Of the new songs, "No Fun" is the most vigorously received, and both floors sing: "Hey! You're no fun! You're no fun!" in unison, lifting the spirits yet again. From there on it's all greatest hits. "Absolution Calling" sports another elegant and powerful refrain that enables Boyd to seduce yet again with his supple tenor, this time with an added twist - about two thirds into the song the band launches into Chris Isaak's "Wicked Game", which they play almost in entirety. It would be unbecoming to precisely describe the effect this had on lady fans (and some guys, surely) since Boyd had taken off his t-shirt minutes before this performance.

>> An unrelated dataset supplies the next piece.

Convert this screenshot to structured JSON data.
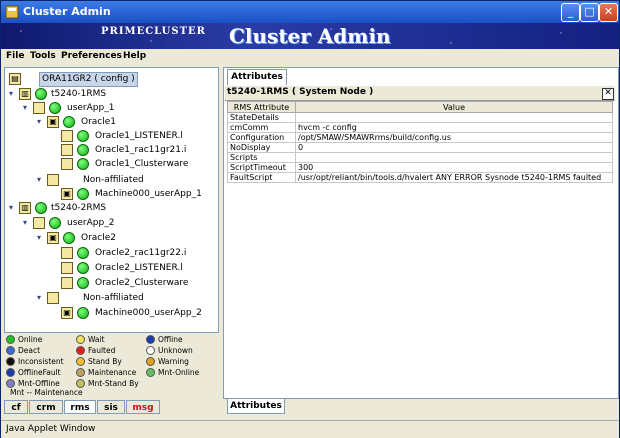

The bona fide provocateur display continues with a cover of INXS's "Need You Tonight". Boyd's voice aligns perfectly with the voice of the late Mike Hutchence, and it becomes even more challenging to breathe, amid so many buzzed people (I mean, the beer was pretty cheap) dancing.
The grand finale is saved for "Nice to Know You" and "Wish You Were Here", and these songs are perfect examples of why Incubus remains popular even after 20 years of making music. It's the unflinching, unsentimental earnestness and simplicity of Boyd's lyrics that are the most often overlooked selling point for this already compelling band. His capacity to paint vivid, recognizable images that hit home in no more than two or three simple lines, is astonishing. Judging by the strength of singalongs alone, it's evident nearly everyone in the room identifies with these musings. "I lean against the wind, pretend that I am weightless, and in this moment I am happy, happy," followed by a longing "I wish you were here" repeating over and over is enough for many to shed tears. I doubt there is anyone who hasn't felt this way at some point in their lives. This time around the tune is made even better by fusion with another, even more famous "Wish You Were Here". Of course, it's the legendary Pink Floyd single and everyone hollers, swinging side to side and hugging one another while Boyd transitions from one chorus into another seamlessly. It's a brilliant idea and a fitting sign-off for a great concert.
The encore is brief and reserved for "Are You In?", this time with a snippet of Snoop Dogg's "Gin and Juice" at the end, and of course, "Drive". Again it's the honesty and simplicity of Boyd's ruminations that truly resonate with the listeners, the bare metaphors about getting the steering wheel under your control obvious but no less potent for it. Even after all these years and changes in the landscape of contemporary rock, it's a unique pleasure to listen to a band such as Incubus, whose music has stood the test of time and will now be shared with the generations to come after us.